The output should be every line below that includes the word "JdkProxyTest".
===============
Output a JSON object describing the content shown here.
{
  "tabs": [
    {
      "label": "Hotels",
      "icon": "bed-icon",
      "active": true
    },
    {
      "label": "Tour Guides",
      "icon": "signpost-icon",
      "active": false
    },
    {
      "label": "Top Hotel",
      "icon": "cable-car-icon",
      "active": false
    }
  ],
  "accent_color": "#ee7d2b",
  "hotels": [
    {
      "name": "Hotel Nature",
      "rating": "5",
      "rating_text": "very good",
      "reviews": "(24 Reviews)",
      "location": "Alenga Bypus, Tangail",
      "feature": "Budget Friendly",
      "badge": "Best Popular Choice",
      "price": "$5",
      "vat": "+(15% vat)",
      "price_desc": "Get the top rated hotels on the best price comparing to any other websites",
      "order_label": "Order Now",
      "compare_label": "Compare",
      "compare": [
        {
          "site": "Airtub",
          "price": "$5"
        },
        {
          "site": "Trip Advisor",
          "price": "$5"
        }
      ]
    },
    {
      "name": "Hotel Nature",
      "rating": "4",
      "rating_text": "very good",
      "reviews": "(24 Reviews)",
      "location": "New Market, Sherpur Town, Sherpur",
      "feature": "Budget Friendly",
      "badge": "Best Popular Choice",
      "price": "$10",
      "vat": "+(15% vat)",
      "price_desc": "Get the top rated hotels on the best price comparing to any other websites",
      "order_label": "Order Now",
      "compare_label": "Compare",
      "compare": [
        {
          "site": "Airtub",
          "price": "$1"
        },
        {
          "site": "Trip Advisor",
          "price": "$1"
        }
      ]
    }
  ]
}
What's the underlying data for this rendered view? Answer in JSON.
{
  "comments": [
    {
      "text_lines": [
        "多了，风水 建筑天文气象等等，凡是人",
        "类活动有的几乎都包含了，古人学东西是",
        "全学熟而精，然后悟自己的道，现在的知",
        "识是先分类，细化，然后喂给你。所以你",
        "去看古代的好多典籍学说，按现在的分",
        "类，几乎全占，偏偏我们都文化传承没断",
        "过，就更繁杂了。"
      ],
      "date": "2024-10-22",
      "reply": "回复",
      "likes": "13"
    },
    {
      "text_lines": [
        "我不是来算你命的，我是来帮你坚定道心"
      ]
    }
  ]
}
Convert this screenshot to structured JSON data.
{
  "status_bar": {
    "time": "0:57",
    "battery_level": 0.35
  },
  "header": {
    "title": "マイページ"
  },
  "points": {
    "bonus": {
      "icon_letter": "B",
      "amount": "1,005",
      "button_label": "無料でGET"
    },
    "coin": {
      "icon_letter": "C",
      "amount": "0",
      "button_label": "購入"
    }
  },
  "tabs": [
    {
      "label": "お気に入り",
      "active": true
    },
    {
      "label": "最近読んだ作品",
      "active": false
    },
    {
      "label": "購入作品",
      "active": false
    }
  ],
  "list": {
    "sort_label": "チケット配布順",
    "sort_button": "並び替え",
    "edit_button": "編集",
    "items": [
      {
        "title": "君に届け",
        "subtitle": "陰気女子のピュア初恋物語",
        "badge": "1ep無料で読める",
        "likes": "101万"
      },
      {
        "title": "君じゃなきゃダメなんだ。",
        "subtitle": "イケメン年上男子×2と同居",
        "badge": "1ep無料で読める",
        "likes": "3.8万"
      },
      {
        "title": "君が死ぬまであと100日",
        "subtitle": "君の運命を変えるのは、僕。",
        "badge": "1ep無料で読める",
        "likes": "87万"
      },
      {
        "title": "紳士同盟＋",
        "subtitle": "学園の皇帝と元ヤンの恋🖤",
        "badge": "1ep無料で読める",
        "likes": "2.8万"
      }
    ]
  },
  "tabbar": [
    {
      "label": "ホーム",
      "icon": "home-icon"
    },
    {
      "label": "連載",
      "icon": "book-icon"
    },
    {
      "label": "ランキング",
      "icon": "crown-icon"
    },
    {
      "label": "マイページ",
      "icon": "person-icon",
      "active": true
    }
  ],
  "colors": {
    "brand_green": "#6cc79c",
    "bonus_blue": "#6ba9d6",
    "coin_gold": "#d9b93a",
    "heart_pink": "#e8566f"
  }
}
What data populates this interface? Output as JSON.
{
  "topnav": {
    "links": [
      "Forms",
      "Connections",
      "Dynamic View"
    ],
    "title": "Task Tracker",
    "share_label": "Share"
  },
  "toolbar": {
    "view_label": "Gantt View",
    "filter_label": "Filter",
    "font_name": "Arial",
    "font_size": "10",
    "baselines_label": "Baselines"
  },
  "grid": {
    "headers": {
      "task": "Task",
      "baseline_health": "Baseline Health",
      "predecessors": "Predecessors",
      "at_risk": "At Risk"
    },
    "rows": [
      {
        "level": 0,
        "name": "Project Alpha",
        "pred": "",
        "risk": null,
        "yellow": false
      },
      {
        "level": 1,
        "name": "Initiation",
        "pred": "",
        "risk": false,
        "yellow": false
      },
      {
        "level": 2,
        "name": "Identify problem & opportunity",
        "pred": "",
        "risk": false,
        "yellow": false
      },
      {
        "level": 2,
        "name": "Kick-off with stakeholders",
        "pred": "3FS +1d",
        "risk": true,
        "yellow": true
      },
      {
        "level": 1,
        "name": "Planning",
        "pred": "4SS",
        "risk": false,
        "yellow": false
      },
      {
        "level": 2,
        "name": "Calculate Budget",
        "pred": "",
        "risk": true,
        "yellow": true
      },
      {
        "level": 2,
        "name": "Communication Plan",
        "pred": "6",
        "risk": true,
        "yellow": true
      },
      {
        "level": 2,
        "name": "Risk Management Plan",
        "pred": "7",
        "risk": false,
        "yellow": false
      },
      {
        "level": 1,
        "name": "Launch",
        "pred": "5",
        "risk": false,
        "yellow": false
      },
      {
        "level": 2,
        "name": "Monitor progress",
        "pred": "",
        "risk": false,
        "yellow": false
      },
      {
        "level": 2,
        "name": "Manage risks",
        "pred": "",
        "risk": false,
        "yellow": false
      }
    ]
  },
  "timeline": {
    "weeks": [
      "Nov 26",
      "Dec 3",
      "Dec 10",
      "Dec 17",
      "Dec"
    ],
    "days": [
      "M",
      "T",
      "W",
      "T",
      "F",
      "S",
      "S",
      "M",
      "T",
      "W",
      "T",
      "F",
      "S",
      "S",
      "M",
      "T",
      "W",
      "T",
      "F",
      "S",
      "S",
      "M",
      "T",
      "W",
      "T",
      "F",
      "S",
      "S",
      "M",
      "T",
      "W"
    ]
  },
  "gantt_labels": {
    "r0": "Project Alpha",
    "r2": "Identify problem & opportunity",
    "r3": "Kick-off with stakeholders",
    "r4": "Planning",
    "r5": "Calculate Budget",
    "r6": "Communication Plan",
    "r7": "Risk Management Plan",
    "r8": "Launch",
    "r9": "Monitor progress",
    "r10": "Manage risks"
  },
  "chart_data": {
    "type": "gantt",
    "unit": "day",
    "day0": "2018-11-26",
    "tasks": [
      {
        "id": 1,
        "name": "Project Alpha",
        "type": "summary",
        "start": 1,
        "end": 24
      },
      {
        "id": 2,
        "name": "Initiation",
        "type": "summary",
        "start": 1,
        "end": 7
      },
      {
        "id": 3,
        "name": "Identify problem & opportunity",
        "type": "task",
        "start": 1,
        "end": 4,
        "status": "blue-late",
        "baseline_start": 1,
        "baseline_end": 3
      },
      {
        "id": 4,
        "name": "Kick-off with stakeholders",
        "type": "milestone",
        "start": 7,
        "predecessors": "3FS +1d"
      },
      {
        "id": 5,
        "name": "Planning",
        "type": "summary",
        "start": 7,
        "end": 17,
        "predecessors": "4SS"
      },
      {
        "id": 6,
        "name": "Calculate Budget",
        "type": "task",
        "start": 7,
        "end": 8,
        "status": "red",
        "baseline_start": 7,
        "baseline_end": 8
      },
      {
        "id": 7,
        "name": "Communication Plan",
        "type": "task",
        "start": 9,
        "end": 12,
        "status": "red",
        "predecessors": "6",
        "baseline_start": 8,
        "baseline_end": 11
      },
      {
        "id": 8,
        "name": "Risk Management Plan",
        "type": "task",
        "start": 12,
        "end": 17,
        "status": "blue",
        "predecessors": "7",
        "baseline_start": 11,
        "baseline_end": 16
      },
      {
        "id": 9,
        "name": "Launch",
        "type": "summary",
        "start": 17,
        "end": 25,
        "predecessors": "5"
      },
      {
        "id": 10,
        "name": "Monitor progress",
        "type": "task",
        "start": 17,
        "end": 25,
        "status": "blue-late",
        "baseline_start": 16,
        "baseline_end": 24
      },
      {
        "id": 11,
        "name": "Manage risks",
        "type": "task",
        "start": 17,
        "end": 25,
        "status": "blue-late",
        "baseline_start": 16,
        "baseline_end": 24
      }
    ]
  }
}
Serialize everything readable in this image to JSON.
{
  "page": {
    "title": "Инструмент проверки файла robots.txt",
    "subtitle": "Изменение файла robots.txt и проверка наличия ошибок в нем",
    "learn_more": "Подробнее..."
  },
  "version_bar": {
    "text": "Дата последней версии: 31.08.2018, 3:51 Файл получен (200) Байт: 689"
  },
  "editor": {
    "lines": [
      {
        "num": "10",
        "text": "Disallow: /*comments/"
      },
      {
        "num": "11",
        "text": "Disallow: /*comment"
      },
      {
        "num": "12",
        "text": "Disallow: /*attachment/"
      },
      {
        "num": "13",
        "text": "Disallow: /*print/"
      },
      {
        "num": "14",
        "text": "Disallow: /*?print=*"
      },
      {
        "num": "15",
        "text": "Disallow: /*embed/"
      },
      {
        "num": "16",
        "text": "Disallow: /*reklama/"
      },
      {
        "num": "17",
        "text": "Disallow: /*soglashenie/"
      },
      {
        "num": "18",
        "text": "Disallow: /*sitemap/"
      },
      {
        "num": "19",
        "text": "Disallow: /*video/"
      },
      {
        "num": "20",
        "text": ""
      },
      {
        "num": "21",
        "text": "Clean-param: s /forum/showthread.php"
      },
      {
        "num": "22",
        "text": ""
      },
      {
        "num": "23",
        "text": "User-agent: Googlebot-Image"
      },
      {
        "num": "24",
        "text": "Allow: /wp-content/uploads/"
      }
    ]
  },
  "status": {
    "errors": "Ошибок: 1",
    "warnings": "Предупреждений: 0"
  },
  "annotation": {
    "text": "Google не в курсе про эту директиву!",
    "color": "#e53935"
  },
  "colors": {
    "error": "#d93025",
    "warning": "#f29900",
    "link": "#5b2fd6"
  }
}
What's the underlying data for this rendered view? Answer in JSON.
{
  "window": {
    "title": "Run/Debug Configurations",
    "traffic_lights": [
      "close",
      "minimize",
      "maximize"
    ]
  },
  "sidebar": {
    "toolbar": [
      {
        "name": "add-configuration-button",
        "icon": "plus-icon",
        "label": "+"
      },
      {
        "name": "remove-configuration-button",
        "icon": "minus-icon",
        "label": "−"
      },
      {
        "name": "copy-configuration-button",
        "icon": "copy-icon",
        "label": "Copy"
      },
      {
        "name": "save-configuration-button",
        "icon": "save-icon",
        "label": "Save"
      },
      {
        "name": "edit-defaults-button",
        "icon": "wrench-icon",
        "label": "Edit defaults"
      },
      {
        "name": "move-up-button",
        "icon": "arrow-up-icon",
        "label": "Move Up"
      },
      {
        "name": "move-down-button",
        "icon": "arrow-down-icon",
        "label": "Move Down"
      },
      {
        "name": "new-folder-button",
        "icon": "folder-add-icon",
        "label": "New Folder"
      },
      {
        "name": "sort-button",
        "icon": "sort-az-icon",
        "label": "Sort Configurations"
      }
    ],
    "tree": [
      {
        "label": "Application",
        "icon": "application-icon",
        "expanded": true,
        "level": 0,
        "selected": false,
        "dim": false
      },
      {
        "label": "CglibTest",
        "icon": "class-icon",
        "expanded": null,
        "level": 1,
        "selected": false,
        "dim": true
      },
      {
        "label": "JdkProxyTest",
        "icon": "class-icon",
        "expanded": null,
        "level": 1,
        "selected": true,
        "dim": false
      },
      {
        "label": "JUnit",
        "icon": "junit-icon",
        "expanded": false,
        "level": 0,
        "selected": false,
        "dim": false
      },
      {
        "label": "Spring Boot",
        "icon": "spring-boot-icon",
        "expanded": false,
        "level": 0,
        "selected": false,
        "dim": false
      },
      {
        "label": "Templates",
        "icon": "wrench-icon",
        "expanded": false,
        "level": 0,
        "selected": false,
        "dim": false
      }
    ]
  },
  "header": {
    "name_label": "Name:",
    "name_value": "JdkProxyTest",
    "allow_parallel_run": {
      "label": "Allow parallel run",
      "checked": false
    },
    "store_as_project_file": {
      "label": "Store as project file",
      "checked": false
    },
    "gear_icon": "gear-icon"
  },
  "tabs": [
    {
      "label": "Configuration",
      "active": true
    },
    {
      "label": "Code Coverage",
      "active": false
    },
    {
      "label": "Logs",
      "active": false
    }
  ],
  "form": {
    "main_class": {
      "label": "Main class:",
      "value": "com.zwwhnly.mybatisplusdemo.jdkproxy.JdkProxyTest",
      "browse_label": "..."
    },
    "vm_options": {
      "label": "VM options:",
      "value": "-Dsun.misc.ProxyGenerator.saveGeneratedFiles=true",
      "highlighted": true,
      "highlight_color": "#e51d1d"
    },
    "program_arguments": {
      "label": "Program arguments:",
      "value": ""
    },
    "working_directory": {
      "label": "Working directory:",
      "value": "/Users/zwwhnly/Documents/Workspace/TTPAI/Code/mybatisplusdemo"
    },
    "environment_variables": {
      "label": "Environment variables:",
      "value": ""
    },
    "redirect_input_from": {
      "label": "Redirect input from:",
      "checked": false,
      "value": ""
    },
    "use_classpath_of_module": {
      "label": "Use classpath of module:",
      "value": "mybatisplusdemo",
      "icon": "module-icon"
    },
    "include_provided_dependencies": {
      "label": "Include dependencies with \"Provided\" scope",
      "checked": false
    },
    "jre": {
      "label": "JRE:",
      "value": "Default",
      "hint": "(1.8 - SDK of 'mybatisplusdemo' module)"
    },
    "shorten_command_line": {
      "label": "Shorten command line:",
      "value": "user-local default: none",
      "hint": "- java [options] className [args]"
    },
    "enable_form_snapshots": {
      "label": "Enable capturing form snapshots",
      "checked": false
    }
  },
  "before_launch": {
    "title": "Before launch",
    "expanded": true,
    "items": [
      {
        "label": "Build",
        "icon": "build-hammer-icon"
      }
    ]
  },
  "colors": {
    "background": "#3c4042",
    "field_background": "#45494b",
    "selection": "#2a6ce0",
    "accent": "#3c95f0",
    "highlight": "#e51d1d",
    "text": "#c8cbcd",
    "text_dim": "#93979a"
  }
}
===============
→ COMPLETED EXERCISE:
        "label": "JdkProxyTest",
    "name_value": "JdkProxyTest",
      "value": "com.zwwhnly.mybatisplusdemo.jdkproxy.JdkProxyTest",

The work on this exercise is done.